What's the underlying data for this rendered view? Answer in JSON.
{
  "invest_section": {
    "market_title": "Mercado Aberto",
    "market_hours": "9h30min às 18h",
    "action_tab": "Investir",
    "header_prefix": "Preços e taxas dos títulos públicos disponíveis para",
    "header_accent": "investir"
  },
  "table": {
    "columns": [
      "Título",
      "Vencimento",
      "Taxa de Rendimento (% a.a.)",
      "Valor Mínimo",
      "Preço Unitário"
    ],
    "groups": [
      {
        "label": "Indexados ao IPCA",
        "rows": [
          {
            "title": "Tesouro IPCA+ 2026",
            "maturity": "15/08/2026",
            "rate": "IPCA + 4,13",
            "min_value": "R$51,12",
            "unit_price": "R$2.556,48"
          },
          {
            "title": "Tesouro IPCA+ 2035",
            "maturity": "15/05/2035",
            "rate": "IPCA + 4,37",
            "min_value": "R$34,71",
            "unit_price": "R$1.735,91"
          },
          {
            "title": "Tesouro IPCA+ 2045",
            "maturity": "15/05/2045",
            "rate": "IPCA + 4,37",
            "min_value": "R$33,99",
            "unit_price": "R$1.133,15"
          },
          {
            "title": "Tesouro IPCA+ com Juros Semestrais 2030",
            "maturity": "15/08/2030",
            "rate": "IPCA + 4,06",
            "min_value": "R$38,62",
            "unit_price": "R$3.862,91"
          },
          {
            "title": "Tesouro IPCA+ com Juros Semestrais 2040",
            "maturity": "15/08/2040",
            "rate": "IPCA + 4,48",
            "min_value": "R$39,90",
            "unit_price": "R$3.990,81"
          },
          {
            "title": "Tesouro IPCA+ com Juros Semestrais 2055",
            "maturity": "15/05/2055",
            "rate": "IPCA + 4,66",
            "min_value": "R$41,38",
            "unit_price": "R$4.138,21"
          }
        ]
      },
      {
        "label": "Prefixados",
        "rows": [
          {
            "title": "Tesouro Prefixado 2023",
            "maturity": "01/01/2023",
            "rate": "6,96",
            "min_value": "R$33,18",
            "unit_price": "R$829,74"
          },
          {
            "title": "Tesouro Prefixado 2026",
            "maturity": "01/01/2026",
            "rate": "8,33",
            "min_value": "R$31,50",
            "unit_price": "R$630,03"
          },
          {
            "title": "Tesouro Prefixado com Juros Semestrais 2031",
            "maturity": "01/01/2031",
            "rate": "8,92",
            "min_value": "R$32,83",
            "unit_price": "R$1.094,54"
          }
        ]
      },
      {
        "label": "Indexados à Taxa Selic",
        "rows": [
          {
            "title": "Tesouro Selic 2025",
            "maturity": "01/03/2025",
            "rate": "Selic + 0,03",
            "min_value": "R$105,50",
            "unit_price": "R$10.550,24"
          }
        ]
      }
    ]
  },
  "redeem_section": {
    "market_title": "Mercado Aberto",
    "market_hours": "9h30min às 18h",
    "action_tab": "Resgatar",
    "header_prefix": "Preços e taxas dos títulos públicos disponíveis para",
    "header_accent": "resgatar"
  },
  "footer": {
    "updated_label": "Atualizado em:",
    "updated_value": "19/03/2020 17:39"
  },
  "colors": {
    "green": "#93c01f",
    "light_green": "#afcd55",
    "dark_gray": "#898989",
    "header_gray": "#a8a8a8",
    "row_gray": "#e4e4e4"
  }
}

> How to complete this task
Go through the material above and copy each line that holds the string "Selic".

> Answer space
        "label": "Indexados à Taxa Selic",
            "title": "Tesouro Selic 2025",
            "rate": "Selic + 0,03",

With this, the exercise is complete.